**WHAT IS NEEDED:** State only how many lines below include the string "Himadri".

**SOURCE DATA:**
== Segment start ==
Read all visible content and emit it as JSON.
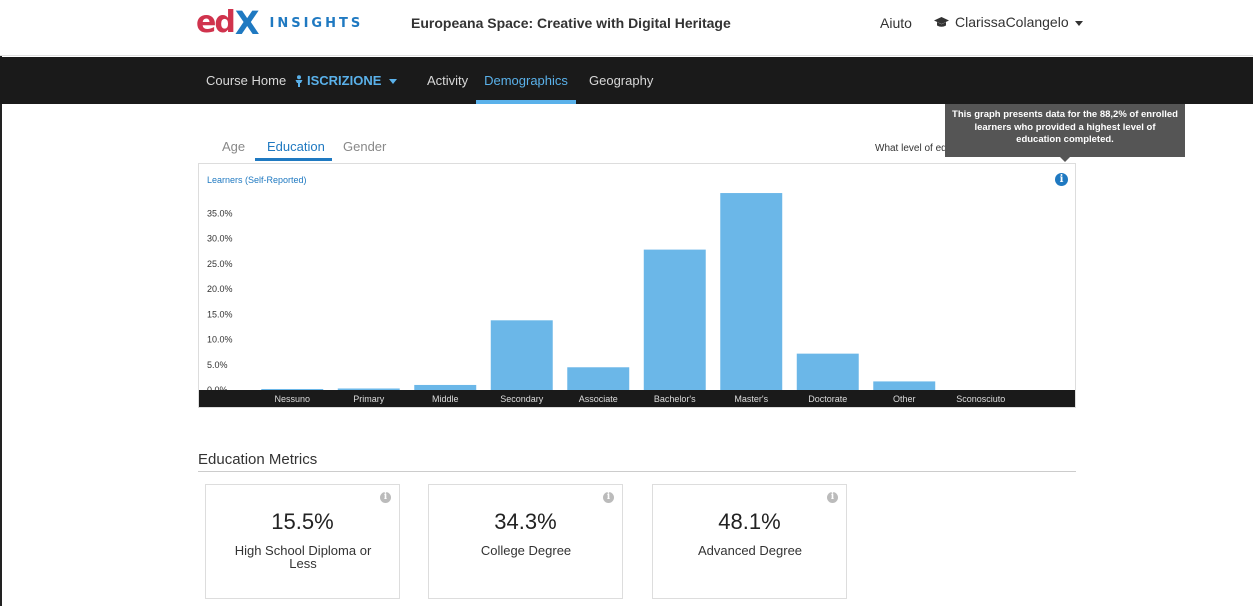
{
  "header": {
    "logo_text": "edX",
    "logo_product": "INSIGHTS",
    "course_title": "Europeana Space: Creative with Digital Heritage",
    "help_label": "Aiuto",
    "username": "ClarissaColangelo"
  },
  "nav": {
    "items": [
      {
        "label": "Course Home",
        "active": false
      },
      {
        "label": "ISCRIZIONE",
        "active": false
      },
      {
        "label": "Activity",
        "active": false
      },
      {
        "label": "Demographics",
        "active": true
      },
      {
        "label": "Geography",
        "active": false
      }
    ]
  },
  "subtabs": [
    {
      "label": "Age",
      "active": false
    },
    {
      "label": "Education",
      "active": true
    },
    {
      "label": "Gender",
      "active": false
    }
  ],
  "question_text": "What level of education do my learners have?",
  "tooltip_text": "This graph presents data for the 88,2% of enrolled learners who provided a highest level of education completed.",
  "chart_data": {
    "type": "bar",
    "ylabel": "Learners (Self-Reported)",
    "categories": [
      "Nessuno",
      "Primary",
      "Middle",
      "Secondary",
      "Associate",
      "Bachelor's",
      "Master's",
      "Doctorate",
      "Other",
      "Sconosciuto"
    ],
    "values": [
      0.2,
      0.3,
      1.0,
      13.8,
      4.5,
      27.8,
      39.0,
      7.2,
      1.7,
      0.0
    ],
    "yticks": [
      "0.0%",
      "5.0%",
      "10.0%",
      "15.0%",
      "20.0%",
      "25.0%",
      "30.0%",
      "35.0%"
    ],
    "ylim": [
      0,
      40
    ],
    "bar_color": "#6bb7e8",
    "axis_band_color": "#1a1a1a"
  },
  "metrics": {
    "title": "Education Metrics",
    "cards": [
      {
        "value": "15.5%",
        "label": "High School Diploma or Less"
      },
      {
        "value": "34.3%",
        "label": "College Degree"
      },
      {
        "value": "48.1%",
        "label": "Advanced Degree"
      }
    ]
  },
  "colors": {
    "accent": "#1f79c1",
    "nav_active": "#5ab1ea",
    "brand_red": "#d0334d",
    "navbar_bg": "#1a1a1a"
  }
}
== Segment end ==
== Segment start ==
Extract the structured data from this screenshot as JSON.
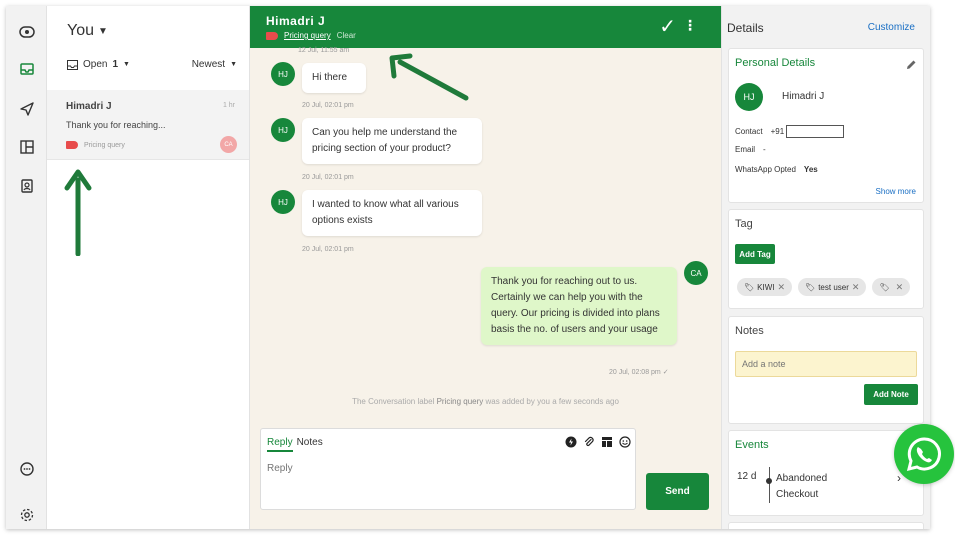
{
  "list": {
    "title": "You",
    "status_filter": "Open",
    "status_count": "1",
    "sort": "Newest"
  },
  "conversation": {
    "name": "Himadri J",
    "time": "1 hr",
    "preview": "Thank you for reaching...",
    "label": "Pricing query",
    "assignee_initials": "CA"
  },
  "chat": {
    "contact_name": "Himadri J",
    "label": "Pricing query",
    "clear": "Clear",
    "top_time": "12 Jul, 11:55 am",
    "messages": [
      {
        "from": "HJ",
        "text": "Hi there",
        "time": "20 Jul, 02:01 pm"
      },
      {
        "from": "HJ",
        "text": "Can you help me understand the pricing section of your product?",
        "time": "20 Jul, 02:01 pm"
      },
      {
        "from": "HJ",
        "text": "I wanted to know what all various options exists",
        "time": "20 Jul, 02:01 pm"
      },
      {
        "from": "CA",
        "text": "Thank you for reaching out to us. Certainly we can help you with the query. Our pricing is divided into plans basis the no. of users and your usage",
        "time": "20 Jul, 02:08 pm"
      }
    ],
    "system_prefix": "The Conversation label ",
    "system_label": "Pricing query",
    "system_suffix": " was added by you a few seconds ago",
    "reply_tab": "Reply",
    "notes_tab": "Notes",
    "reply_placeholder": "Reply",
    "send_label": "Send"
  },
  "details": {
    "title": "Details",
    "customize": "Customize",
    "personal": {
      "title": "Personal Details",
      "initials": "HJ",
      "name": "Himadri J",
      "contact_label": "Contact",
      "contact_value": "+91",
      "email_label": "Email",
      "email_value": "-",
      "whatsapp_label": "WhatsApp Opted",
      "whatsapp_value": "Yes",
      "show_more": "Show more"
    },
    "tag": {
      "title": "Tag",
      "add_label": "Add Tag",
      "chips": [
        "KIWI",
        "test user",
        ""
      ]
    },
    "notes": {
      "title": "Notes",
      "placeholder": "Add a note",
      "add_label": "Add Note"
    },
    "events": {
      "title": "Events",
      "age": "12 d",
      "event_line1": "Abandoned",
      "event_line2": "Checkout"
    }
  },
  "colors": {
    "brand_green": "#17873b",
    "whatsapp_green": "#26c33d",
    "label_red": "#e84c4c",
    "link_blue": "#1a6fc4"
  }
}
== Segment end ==
**RESULT OF THIS TASK:** 3